  • 2 oz Scotch (6 cl, 1/2 gills)
  • 1/2 oz Cointreau (1.5 cl, 1/8 gills)
  • 1 dash orange bitters
  • Serve in a cocktail glass

Not a Malibu® St. Lawrence Lemonade

Some friends of ours had us over for dinner last night, and, having heard of my hobby, asked me to come up with something to drink. The guideline was simple — “We like Malibu” — so I spent some time among the recipes on the Malibu Rum website. The Malibu Limbo Lady looked interesting, but I have none of the ingredients. I do have what it takes to mix this Malibu St. Lawrence Lemonade, but I didn’t want to use Sprite.

Malibu® St. Lawrence Lemonade

The Malibu® St. Lawrence Lemonade is a fresh and sweet mix of mint, lemon, and coconut.


  • ½ part Malibu®
  • ½ part Absolut® Vodka
  • 3 parts Lemon-Lime Soda
  • 2 sprigs of mint


Fill a tall glass with fresh cubed ice. Smack 2 sprigs of mint between fingers to bruise them and place them in the glass. Pour in Malibu®, Absolut® and lemon-lime soda. Stir vigorously to infuse the mint.

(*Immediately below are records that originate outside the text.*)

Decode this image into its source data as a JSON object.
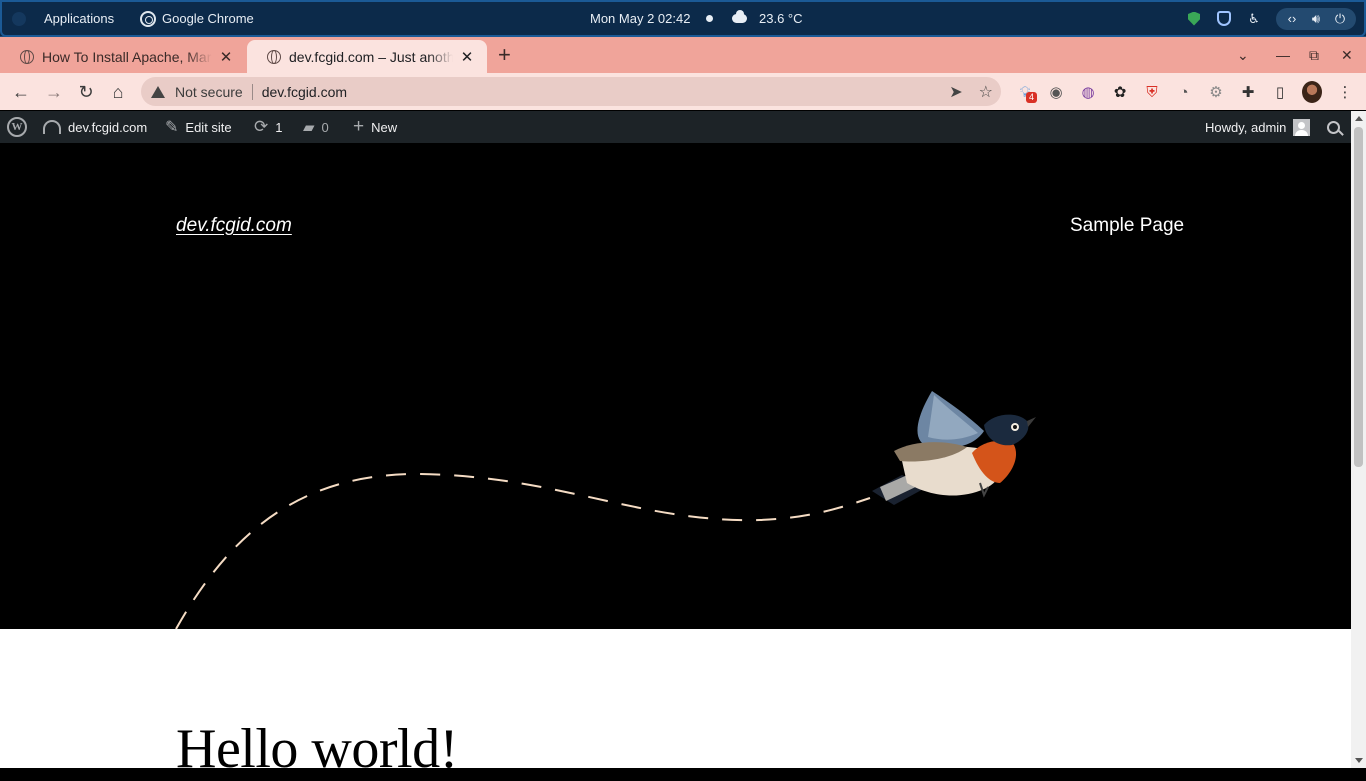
{
  "system_panel": {
    "applications_label": "Applications",
    "active_app_label": "Google Chrome",
    "clock": "Mon May 2  02:42",
    "weather": "23.6 °C"
  },
  "browser": {
    "tabs": [
      {
        "title": "How To Install Apache, MariaDB,",
        "active": false
      },
      {
        "title": "dev.fcgid.com – Just another",
        "active": true
      }
    ],
    "security_label": "Not secure",
    "url": "dev.fcgid.com",
    "extension_badge": "4",
    "accent_color": "#f0a49a"
  },
  "admin_bar": {
    "site_name": "dev.fcgid.com",
    "edit_site_label": "Edit site",
    "updates_count": "1",
    "comments_count": "0",
    "new_label": "New",
    "greeting": "Howdy, admin"
  },
  "site": {
    "title": "dev.fcgid.com",
    "nav_items": [
      "Sample Page"
    ],
    "post_title": "Hello world!"
  }
}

But that’s not what I mixed.

Sometimes one simply needs an idea of what tastes might go well together. I’m not familiar with Malibu, except to know that it’s a coconut-flavored rum. Here’s what I prepared, for two. For this I used a thick, somewhat stubby glass; I’m not sure of its name.

St. Lawrence Lemonade?

  • 4 sprigs of mint
  • 2 oz. fresh lemon juice (one lemon)
  • 1 oz. fresh lime juice (one lime)
  • 2 teaspoons of sugar
  • 1 oz. Malibu Rum
  • 1 oz. Tanqueray London Dry Gin
  • 6 oz. Apollinaris mineral water

Place one sprig of mint in each glass and fill with ice. In a mixing glass, combine the lemon, lime, sugar, rum, and gin. Shake with ice, and strain half into each glass. Top with mineral water, and stir. Smack the remaining mint springs and garnish.

Why is it called a St. Lawrence Lemonade?